Lenten meals don’t have to give up flavor
This coming Wednesday marks the beginning of Lent, a season of penitence and prayer in the Christian tradition. During this period of 40 days leading up to Easter, observers will fast and avoid eating meat on specific days of the week. Many people will give up a food treat like chocolate or ice cream, while others will replace their favorite activity with charity work or community service.
When we were growing up, Friday dinner entrees during Lent never varied: fish. Delectable alternatives ranged from frozen fish sticks to tuna noodle casserole (a dish Jack has vowed never to eat again). Whether our mothers didn’t know how to cook other types of fish or they had limited choices at local markets, we didn’t enjoy the same variety of fresh seafood alternatives available today.
With all the health benefits associated with eating fish, maybe the next five weeks would be a good time to incorporate more seafood in our diets.

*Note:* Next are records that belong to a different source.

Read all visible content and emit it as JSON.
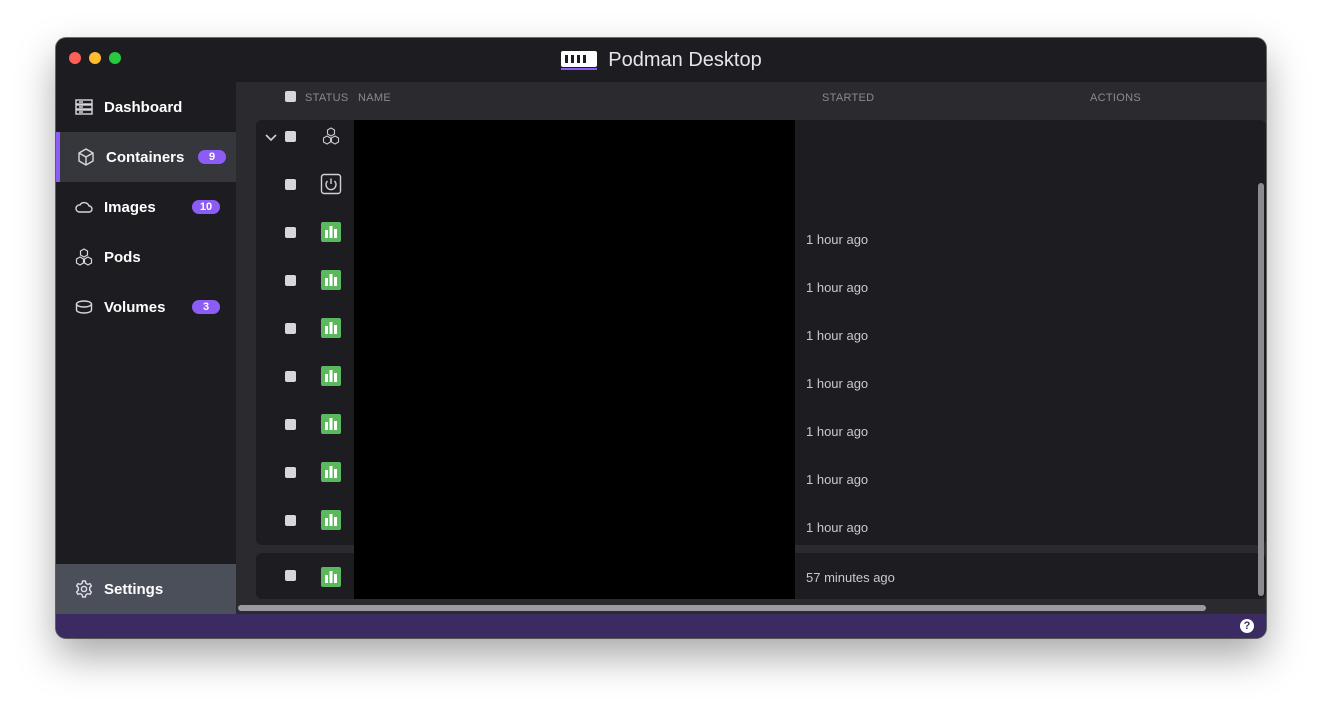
{
  "window": {
    "title": "Podman Desktop"
  },
  "sidebar": {
    "items": [
      {
        "label": "Dashboard",
        "icon": "dashboard-icon",
        "badge": ""
      },
      {
        "label": "Containers",
        "icon": "cube-icon",
        "badge": "9",
        "active": true
      },
      {
        "label": "Images",
        "icon": "cloud-icon",
        "badge": "10"
      },
      {
        "label": "Pods",
        "icon": "cubes-icon",
        "badge": ""
      },
      {
        "label": "Volumes",
        "icon": "database-icon",
        "badge": "3"
      }
    ],
    "settings_label": "Settings"
  },
  "table": {
    "headers": {
      "status": "STATUS",
      "name": "NAME",
      "started": "STARTED",
      "actions": "ACTIONS"
    },
    "group_rows": [
      {
        "status": "pod-group",
        "started": ""
      },
      {
        "status": "stopped",
        "started": ""
      },
      {
        "status": "running",
        "started": "1 hour ago"
      },
      {
        "status": "running",
        "started": "1 hour ago"
      },
      {
        "status": "running",
        "started": "1 hour ago"
      },
      {
        "status": "running",
        "started": "1 hour ago"
      },
      {
        "status": "running",
        "started": "1 hour ago"
      },
      {
        "status": "running",
        "started": "1 hour ago"
      },
      {
        "status": "running",
        "started": "1 hour ago"
      }
    ],
    "single_rows": [
      {
        "status": "running",
        "started": "57 minutes ago"
      }
    ]
  },
  "colors": {
    "accent": "#8b5cf6",
    "running": "#5bb85c",
    "statusbar": "#3c2a63"
  }
}
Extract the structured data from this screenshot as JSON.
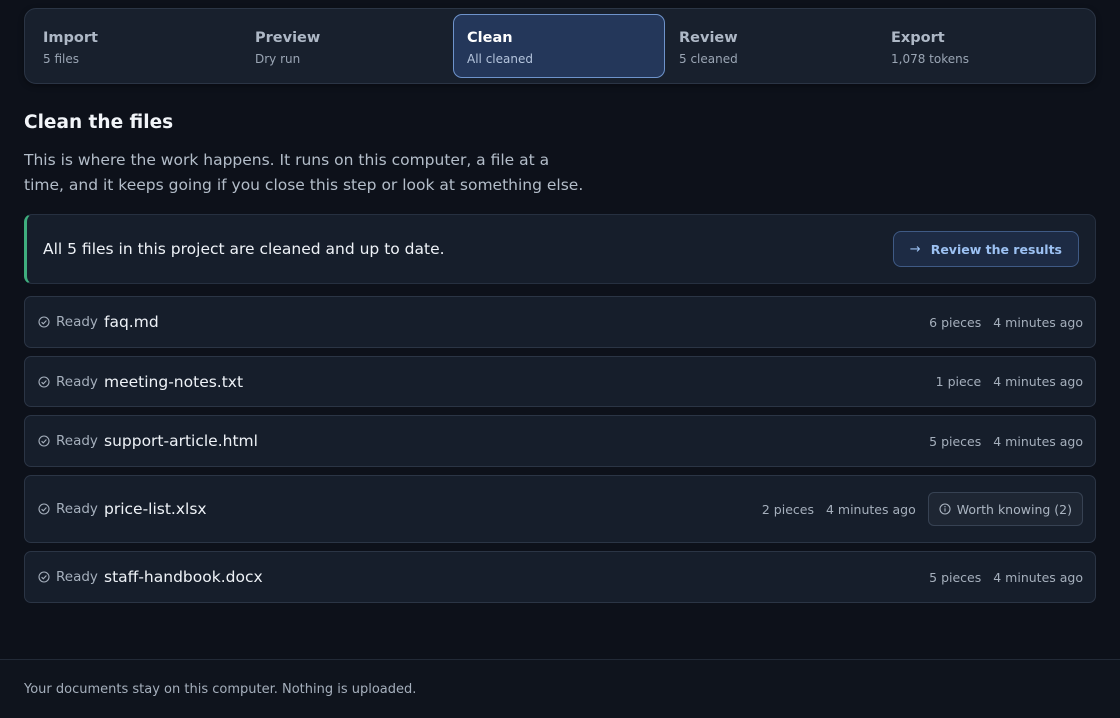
{
  "steps": [
    {
      "name": "Import",
      "sub": "5 files"
    },
    {
      "name": "Preview",
      "sub": "Dry run"
    },
    {
      "name": "Clean",
      "sub": "All cleaned"
    },
    {
      "name": "Review",
      "sub": "5 cleaned"
    },
    {
      "name": "Export",
      "sub": "1,078 tokens"
    }
  ],
  "active_step": "Clean",
  "page": {
    "title": "Clean the files",
    "intro": "This is where the work happens. It runs on this computer, a file at a time, and it keeps going if you close this step or look at something else."
  },
  "banner": {
    "message": "All 5 files in this project are cleaned and up to date.",
    "button_label": "Review the results",
    "button_icon": "arrow-right-icon"
  },
  "files": [
    {
      "status": "Ready",
      "name": "faq.md",
      "pieces": "6 pieces",
      "time": "4 minutes ago"
    },
    {
      "status": "Ready",
      "name": "meeting-notes.txt",
      "pieces": "1 piece",
      "time": "4 minutes ago"
    },
    {
      "status": "Ready",
      "name": "support-article.html",
      "pieces": "5 pieces",
      "time": "4 minutes ago"
    },
    {
      "status": "Ready",
      "name": "price-list.xlsx",
      "pieces": "2 pieces",
      "time": "4 minutes ago",
      "note": "Worth knowing (2)"
    },
    {
      "status": "Ready",
      "name": "staff-handbook.docx",
      "pieces": "5 pieces",
      "time": "4 minutes ago"
    }
  ],
  "footer": {
    "text": "Your documents stay on this computer. Nothing is uploaded."
  },
  "colors": {
    "background": "#0d111a",
    "accent": "#6e93cb",
    "success": "#3fae7e",
    "link": "#9cc1f2"
  }
}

But first, a caveat – not all fish are created equal. Certain varieties of larger fish (such as swordfish) are high on the food chain and can also have high levels of mercury (see sidebar). For the best heart-healthy choices, look for seafood that is high in omega-3 fatty acids, such as mackerel, anchovies and sardines.
Another less-than-ideal feature of serving seafood is the aroma that often lingers in the kitchen, especially if you’ve pan-seared or broiled it (although the cats don’t complain). You can solve this problem by grilling on the outdoor barbecue or take a lesson from breakfast and try poaching. Not to be confused with boiling (which would give your fish the consistency of a hockey puck), poaching entails gently simmering.
A combination of briefly marinating the fish before cooking and using stock as the simmering liquid infuses additional flavor. The salmon in the photo was tossed in a mixture of lemon juice and sea salt, then simmered in seasoned chicken stock. After about 10 minutes. the salmon was tender, moist and ready to serve with a drizzle of pesto sauce for a bright touch of color on the plate. If you’re keeping meat out of your diet, herb-infused wine would work equally well as the stock in this recipe.
Another surprising poaching liquid is olive oil. The key is keeping the oil at exactly the right temperature (about 120 F is the target), and a thermometer is essential. Even if you have a small “simmer burner” on your gas cooktop, you might need to pull the pan off the heat for a moment if the temperature starts to creep up. Or, you can poach the filet in the oven, after layering it with lemon, parsley and olive oil, as in the recipe below.
Whether or not you give up a pleasure for Lent, you can add a treat to the dinner table with adelicious serving of poached fish.
Skillet Poached Salmon
Juice of 1 lemon
1/8 t sea salt
1/2 lb salmon filet
2 C chicken stock
1 chopped shallot
Combine lemon juice and salt in a shallow bowl. Add salmon, skin side up, and marinate for about 15 minutes. Pour chicken stock into a small skillet that can hold the fish in a single layer. Add shallots and heat until almost at a simmer. Slide the salmon into the skillet, skin side down, and cook until flesh flakes easily, about 10 minutes (or less, depending upon thickness). Yield: 2 servings.
Olive Oil Poached Halibut
2 C olive oil
3 sprigs rosemary
juice of 1 lemon
1/2 lb halibut filet
1/8 t sea salt
Place the olive oil in a small skillet that can hold the fish in a single layer. Add the rosemary and lemon juice; heat over medium for about 5 minutes. Remove from heat and cool. Rinse and dry the filet; cut in half and sprinkle with salt.
Keeping track with a candy thermometer, heat the oil to 120 F over very low flame. Using a spatula, slide the fish into the pan. Maintain the temperature at 120 F, removing the pan from the heat as needed. Continue cooking until fish flakes easily, about 20 minutes.
Oven Poached Cod
1/2 lb cod filet
1/4 C chopped parsley
3 T capers
1 C olive oil
Preheat the oven to 250F. Thinly slice the lemon and arrange half the slices in an 8-by-8-inch baking dish. Place the fish on the lemons; sprinkle with capers and parsley. Pour in olive oil and arrange remaining lemon slices over the fish. Bake until flesh flakes easily, about an hour.